“Obviously, when you hear people shouting passport, and you have been hearing about Operation Dudula, you start to get scared,” she says.
It was at this point that, she says, Elvis, his wife and a friend hid behind one of the shacks.
“These men came in and searched us and beat us up. No one was spared. They even got in one of the shacks and they were about to open the gas stove and burn everyone to death but they saw a little baby and they stopped. And as they were about to leave, they noticed Elvis, his wife and the other guy behind the shack. Elvis and this guy tried to run away, up the street and all I could hear was Vimba, Vimba (meaning a block).”
And then they were both caught. “They beat them up and brought them back here,” she explains.
Demand for money
There was a glimmer of hope that Elvis and his friend would be let go when the attackers started demanding money from the family to let the two victims go.
“They asked for money and we were ready to give them everything we had and then they said they want R300. But we had R50 and they got angry and tied Elvis up and dragged him down the road like a dog,” she recollects hopelessly.
However, another opportunity for Elvis’s survival came when blue lights from a police van emerged from down the main road where they had dragged him.
“The police came, but these guys hid him from the police.
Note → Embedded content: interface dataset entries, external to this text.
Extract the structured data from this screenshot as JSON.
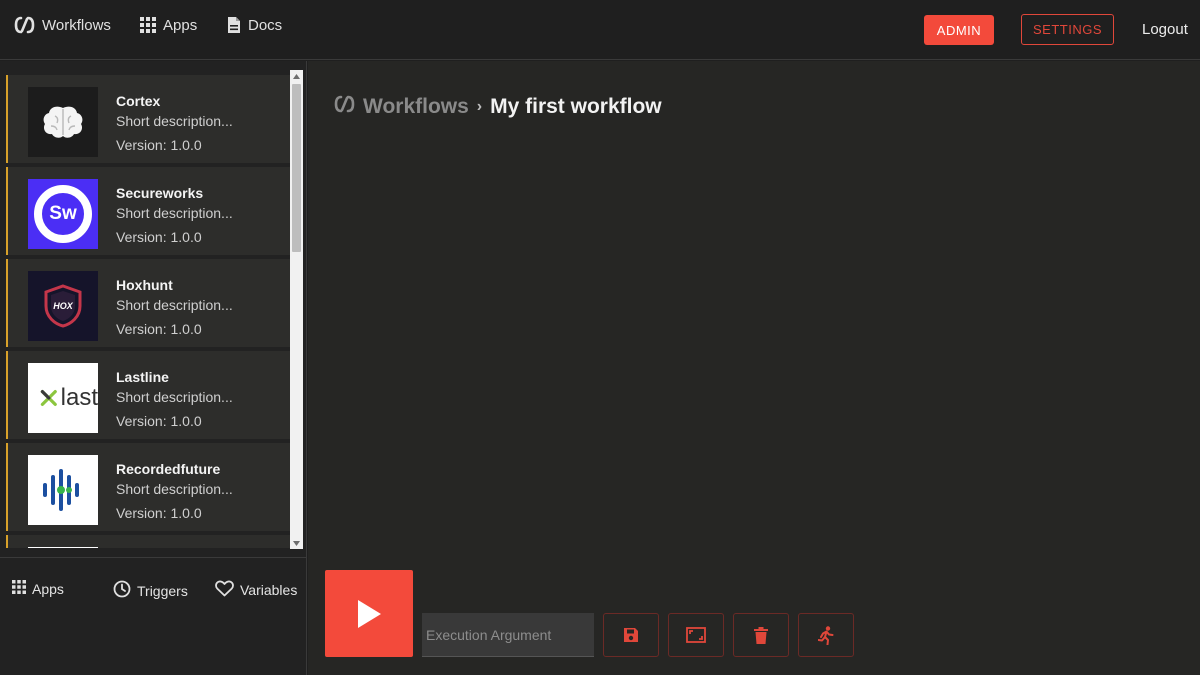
{
  "nav": {
    "workflows": "Workflows",
    "apps": "Apps",
    "docs": "Docs",
    "admin": "ADMIN",
    "settings": "SETTINGS",
    "logout": "Logout"
  },
  "apps": [
    {
      "name": "Cortex",
      "description": "Short description...",
      "version": "Version: 1.0.0",
      "icon": "brain-icon"
    },
    {
      "name": "Secureworks",
      "description": "Short description...",
      "version": "Version: 1.0.0",
      "icon": "secureworks-logo",
      "logo_text": "Sw"
    },
    {
      "name": "Hoxhunt",
      "description": "Short description...",
      "version": "Version: 1.0.0",
      "icon": "hoxhunt-logo",
      "logo_text": "HOX"
    },
    {
      "name": "Lastline",
      "description": "Short description...",
      "version": "Version: 1.0.0",
      "icon": "lastline-logo",
      "logo_text": "last"
    },
    {
      "name": "Recordedfuture",
      "description": "Short description...",
      "version": "Version: 1.0.0",
      "icon": "recordedfuture-logo"
    }
  ],
  "sidebar_tabs": {
    "apps": "Apps",
    "triggers": "Triggers",
    "variables": "Variables"
  },
  "breadcrumb": {
    "root": "Workflows",
    "separator": "›",
    "current": "My first workflow"
  },
  "execution": {
    "placeholder": "Execution Argument"
  },
  "colors": {
    "accent": "#f34a3b",
    "card_border": "#d8a12a",
    "background": "#1f1f1f",
    "canvas": "#262624"
  }
}
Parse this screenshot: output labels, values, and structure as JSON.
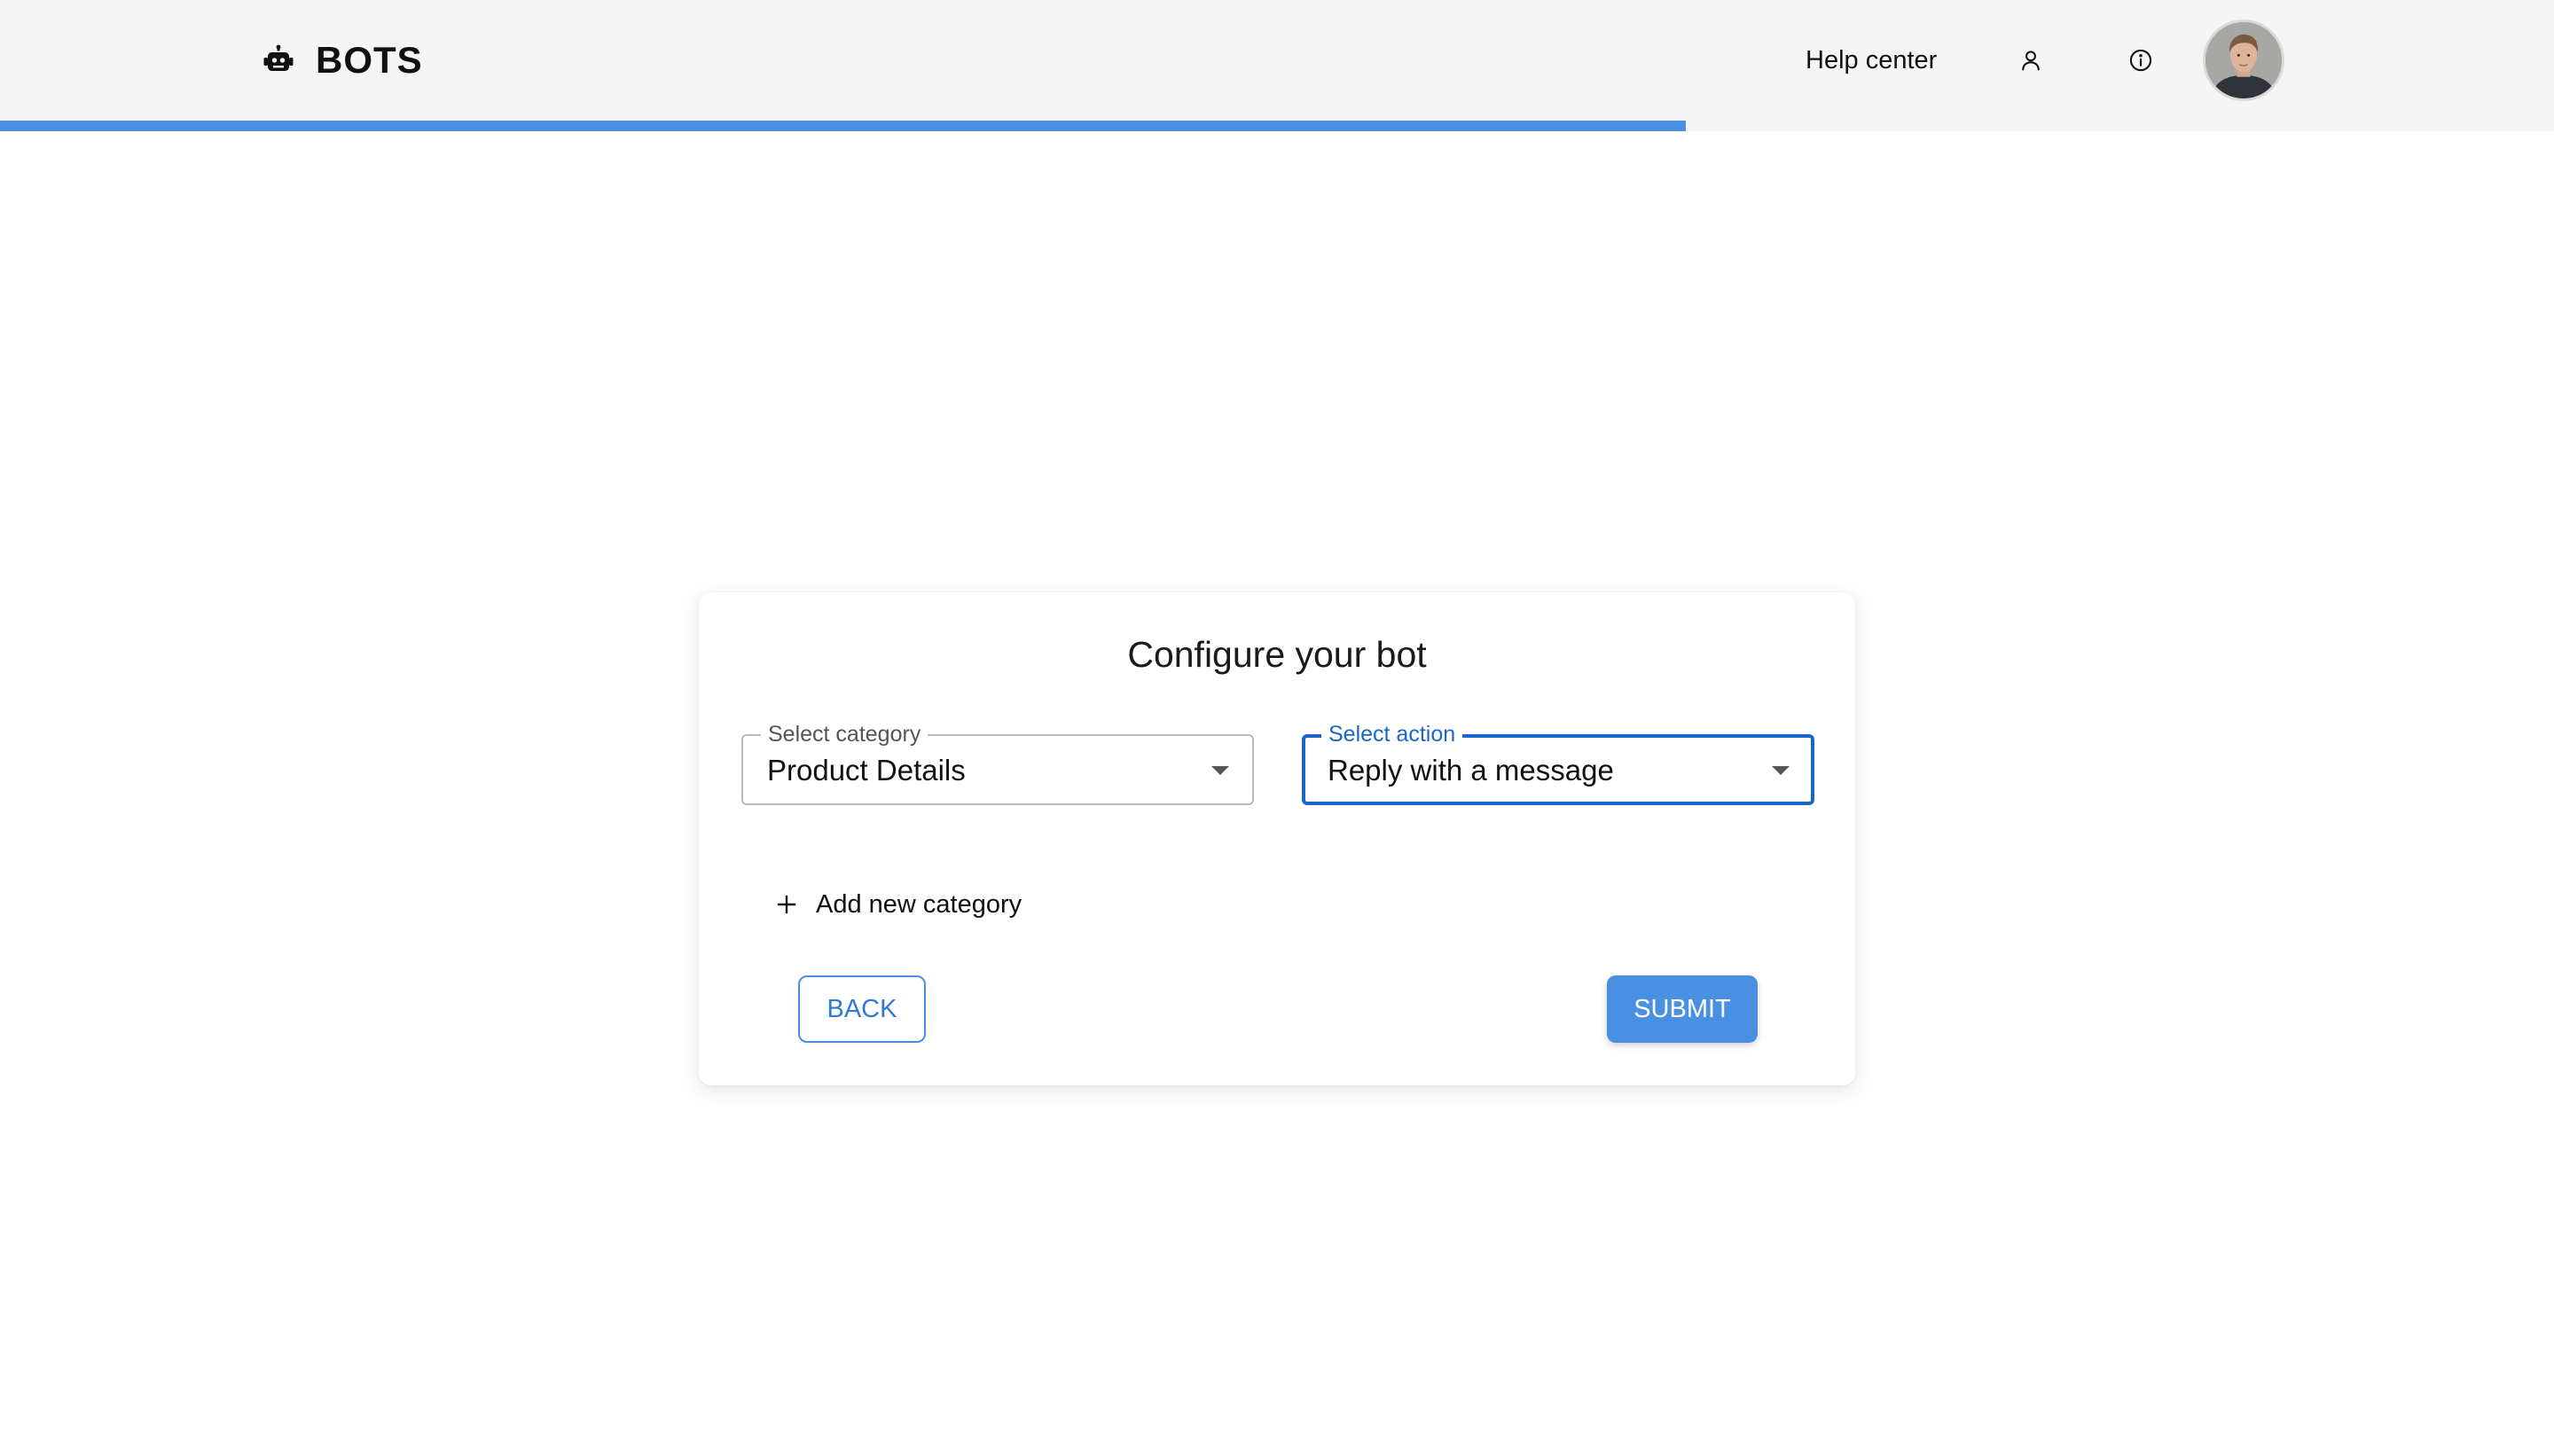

Obviously, he no longer had a voice to scream at that time. And I think everyone was scared to ask the police for help,” she laments.
“Immediately after the police passed, they started pouring petrol on him and they set him alight.”
The other victim, also beaten to a pulp and left to die on the rocky street divided by a stinky little stream of sewerage spill, is currently recovering in hospital.
Elvis’s family is devastated. His younger brother, Miziayifani Nyathi says the family is not coping well with the tragedy.
“Eish, the family is just disturbed with this whole thing. For such a thing to happen, yet, the guy didn’t do anything. So, it’s really traumatic,” he says.
According to Miziayifani, Elvis’ sin was being outside as the group was searching for everyone in the shacks.
“They accused him of being outside while everyone was inside because he tried to hide behind this (place) since he’d heard these people talking about ID, passport and all that. So, that’s how they caught him.”